▶ _INPUT FOR THIS TASK_:
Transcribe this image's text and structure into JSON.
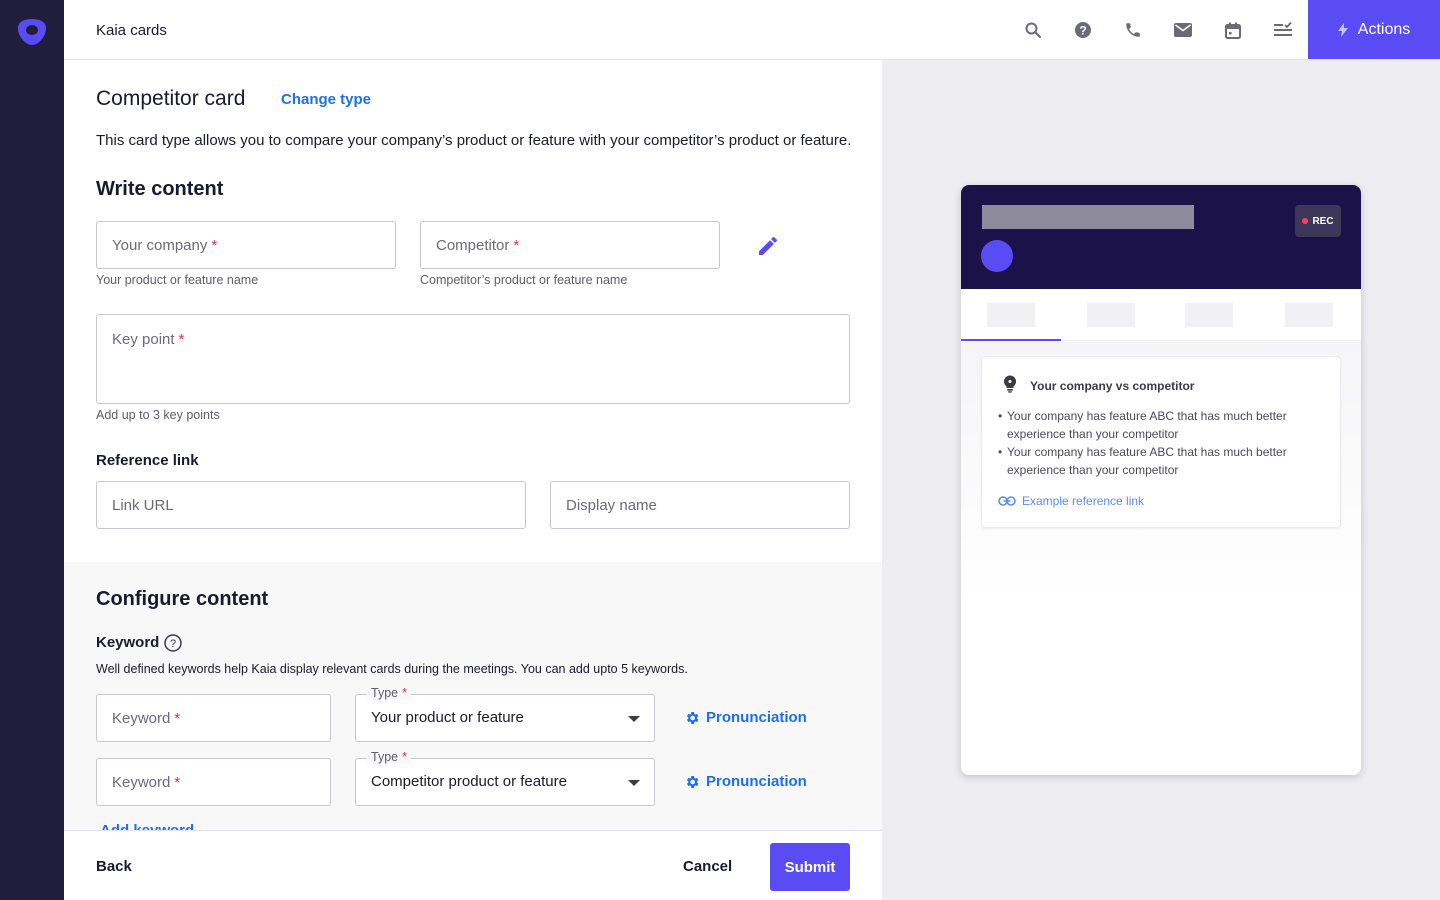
{
  "app": {
    "title": "Kaia cards",
    "actions_label": "Actions",
    "accent": "#5a4cf5",
    "link_color": "#1f6fe8"
  },
  "topbar": {
    "icons": [
      "search-icon",
      "help-icon",
      "phone-icon",
      "mail-icon",
      "calendar-icon",
      "checklist-icon"
    ]
  },
  "form": {
    "card_title": "Competitor card",
    "change_type": "Change type",
    "description": "This card type allows you to compare your company’s product or feature with your competitor’s product or feature.",
    "write_content": {
      "heading": "Write content",
      "your_company": {
        "placeholder": "Your company",
        "helper": "Your product or feature name"
      },
      "competitor": {
        "placeholder": "Competitor",
        "helper": "Competitor’s product or feature name"
      },
      "key_point": {
        "placeholder": "Key point",
        "helper": "Add up to 3 key points"
      },
      "reference_link": {
        "label": "Reference link",
        "url_placeholder": "Link URL",
        "display_placeholder": "Display name"
      }
    },
    "configure_content": {
      "heading": "Configure content",
      "keyword_label": "Keyword",
      "keyword_hint": "Well defined keywords help Kaia display relevant cards during the meetings. You can add upto 5 keywords.",
      "rows": [
        {
          "keyword_placeholder": "Keyword",
          "type_label": "Type",
          "type_value": "Your product or feature",
          "pronunciation": "Pronunciation"
        },
        {
          "keyword_placeholder": "Keyword",
          "type_label": "Type",
          "type_value": "Competitor product or feature",
          "pronunciation": "Pronunciation"
        }
      ],
      "add_keyword": "Add keyword"
    },
    "footer": {
      "back": "Back",
      "cancel": "Cancel",
      "submit": "Submit"
    }
  },
  "preview": {
    "rec_label": "REC",
    "card_title": "Your company vs competitor",
    "bullets": [
      "Your company has feature ABC that has much better experience than your competitor",
      "Your company has feature ABC that has much better experience than your competitor"
    ],
    "link_text": "Example reference link"
  }
}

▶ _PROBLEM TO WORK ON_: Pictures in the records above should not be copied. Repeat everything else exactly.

▶ _RESPONSE_:
Transcribe this image's text and structure into JSON.
{
  "app": {
    "title": "Kaia cards",
    "actions_label": "Actions",
    "accent": "#5a4cf5",
    "link_color": "#1f6fe8"
  },
  "topbar": {
    "icons": [
      "search-icon",
      "help-icon",
      "phone-icon",
      "mail-icon",
      "calendar-icon",
      "checklist-icon"
    ]
  },
  "form": {
    "card_title": "Competitor card",
    "change_type": "Change type",
    "description": "This card type allows you to compare your company’s product or feature with your competitor’s product or feature.",
    "write_content": {
      "heading": "Write content",
      "your_company": {
        "placeholder": "Your company",
        "helper": "Your product or feature name"
      },
      "competitor": {
        "placeholder": "Competitor",
        "helper": "Competitor’s product or feature name"
      },
      "key_point": {
        "placeholder": "Key point",
        "helper": "Add up to 3 key points"
      },
      "reference_link": {
        "label": "Reference link",
        "url_placeholder": "Link URL",
        "display_placeholder": "Display name"
      }
    },
    "configure_content": {
      "heading": "Configure content",
      "keyword_label": "Keyword",
      "keyword_hint": "Well defined keywords help Kaia display relevant cards during the meetings. You can add upto 5 keywords.",
      "rows": [
        {
          "keyword_placeholder": "Keyword",
          "type_label": "Type",
          "type_value": "Your product or feature",
          "pronunciation": "Pronunciation"
        },
        {
          "keyword_placeholder": "Keyword",
          "type_label": "Type",
          "type_value": "Competitor product or feature",
          "pronunciation": "Pronunciation"
        }
      ],
      "add_keyword": "Add keyword"
    },
    "footer": {
      "back": "Back",
      "cancel": "Cancel",
      "submit": "Submit"
    }
  },
  "preview": {
    "rec_label": "REC",
    "card_title": "Your company vs competitor",
    "bullets": [
      "Your company has feature ABC that has much better experience than your competitor",
      "Your company has feature ABC that has much better experience than your competitor"
    ],
    "link_text": "Example reference link"
  }
}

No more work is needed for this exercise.